The world anti-doping body has signaled in the past that it had concerns about the work the Moscow laboratory was doing testing competitors outside athletics.
In 2013, it demanded the laboratory make improvements to its procedures before the Olympic Winter Games the following year in the southern Russian city of Sochi.
Apart from the laboratory, there is another point where, according to the WADA report, the drug cheating in Russian athletic intersects with other Russian sports.
The report alleged that Dr. Sergei Portugalov, Chief of the Russian Athletics Federation’s Medical Commission, provided banned substances to Russian athletes and conspired to cover up their positive test results.
The report contains a transcript of a secretly recorded conversation in which an athlete, Yulia Stepanova, discussed with a coach how Portugalov was overloaded with work helping sports people dope.
“He has too many people. When I was visiting him, he had people from swimming – coaches and athletes, other kinds of sport, cross country skiers,” Stepanova was quoted as saying in the report.
Stepanova, an 800-metre runner who was herself caught doping, has since become a whistle blower on cheating in Russian athletics.
Reuters was unable to reach Portugalov for comment. A person answering the phone at the Russian Federal Research Centre of Physical Culture and Sports, said Portugalov used to be the center’s deputy director but no longer worked there.
The person declined to say when he left or why. The center did not reply to written questions from Reuters about the allegations in the report against Portugalov.
A representative at the Russian ski federation said they could not comment on the prevalence of drug cheating in the sport because the federation boss was out of the office.
Jenny Wiedeke, communications manager with international body the International Ski Federation (FIS), said Portugalov had no ties to her organization.
Asked if FIS planned to investigate the sport in Russia, she said: “We’re always working together with WADA to ensure that the sport - all of its disciplines - are clean from doping. With there being hundreds of pages of report, obviously we have to go through it and then work with WADA.”
The All-Russian Swimming Federation said there was no one immediately available to comment. The International Swimming Federation and European Aquatics, the sport’s governing body in Europe, did not immediately respond to requests for comment.
Ivan Tugarin, a Russian Biathlon Union spokesman, said the union at the moment had no grounds to conduct an additional anti-doping investigation.
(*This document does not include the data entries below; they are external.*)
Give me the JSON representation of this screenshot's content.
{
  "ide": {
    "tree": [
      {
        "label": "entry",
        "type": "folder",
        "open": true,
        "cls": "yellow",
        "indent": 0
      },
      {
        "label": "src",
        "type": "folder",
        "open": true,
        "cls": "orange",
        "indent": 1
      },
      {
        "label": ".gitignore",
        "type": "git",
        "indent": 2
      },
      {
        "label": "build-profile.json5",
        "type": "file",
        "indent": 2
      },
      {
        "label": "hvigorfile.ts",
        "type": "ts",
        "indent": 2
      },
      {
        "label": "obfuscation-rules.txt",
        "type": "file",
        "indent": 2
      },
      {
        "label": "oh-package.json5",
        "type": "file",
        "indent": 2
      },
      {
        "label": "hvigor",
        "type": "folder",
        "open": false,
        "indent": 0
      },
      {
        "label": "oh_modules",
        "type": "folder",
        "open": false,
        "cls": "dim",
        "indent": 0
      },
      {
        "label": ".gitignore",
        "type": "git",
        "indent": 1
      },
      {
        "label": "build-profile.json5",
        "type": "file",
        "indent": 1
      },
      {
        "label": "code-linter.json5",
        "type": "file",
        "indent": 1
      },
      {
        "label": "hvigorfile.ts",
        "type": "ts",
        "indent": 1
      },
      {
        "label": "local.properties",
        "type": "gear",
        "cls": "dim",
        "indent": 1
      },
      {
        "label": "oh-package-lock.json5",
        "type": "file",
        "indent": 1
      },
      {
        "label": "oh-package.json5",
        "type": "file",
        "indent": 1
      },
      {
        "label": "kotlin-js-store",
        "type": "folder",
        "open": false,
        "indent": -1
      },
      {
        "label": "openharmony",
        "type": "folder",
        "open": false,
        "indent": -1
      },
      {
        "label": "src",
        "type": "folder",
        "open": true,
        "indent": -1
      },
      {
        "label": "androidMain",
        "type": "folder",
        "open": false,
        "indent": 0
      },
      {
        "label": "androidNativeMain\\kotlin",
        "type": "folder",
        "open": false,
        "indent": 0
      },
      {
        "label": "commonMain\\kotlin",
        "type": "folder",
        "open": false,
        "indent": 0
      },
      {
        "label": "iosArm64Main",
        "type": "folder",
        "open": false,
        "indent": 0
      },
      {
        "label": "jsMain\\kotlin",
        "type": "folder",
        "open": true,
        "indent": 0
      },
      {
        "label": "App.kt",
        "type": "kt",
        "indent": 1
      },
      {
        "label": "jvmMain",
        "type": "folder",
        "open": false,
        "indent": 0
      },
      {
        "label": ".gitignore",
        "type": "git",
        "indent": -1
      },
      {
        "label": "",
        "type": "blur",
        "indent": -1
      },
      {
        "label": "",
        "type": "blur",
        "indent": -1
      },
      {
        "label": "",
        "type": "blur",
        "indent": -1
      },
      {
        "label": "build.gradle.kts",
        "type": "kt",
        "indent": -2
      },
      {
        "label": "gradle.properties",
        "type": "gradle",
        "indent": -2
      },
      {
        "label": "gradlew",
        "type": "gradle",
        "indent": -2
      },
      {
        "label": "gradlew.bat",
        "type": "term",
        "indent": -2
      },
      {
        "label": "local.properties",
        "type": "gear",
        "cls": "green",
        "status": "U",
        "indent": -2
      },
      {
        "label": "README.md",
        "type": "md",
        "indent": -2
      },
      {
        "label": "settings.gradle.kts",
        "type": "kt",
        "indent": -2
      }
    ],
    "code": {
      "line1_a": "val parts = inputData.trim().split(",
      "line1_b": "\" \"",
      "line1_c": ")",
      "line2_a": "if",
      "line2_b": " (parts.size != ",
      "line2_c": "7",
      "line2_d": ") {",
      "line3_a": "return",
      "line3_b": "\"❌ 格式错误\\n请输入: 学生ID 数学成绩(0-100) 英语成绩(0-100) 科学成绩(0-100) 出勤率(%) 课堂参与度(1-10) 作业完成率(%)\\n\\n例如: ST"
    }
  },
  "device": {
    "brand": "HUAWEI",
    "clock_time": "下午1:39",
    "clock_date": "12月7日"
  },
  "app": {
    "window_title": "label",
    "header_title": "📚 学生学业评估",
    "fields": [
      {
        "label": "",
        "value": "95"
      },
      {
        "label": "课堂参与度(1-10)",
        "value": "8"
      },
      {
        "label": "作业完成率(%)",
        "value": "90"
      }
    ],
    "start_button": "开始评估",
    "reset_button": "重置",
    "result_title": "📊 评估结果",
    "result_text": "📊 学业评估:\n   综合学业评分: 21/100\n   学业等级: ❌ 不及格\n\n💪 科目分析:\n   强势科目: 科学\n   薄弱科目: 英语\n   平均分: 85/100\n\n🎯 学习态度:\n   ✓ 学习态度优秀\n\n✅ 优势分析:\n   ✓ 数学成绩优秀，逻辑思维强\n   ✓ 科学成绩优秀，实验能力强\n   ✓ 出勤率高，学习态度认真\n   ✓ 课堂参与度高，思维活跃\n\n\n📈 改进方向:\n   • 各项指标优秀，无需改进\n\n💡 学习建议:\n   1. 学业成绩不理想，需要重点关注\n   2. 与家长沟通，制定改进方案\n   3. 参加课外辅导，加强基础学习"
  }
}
He said the union had no professional ties with Portugalov.
“The Russian Biathlon Union categorically condemns any use of banned substances in sport and constantly conducts work to prevent situations arising connected to the use of doping,” he said.
Calls to the headquarters of the International Biathlon Union were not answered.
(This version of the story has been refiled to correct title of Biathlon Union official in paragraph 25)
Additional reporting by Brenna Hughes Neghaiwi in ZURICH, Ludmila Danilova and Tatiana Ustinova in MOSCOW; editing by Ralph Boulton, Janet McBride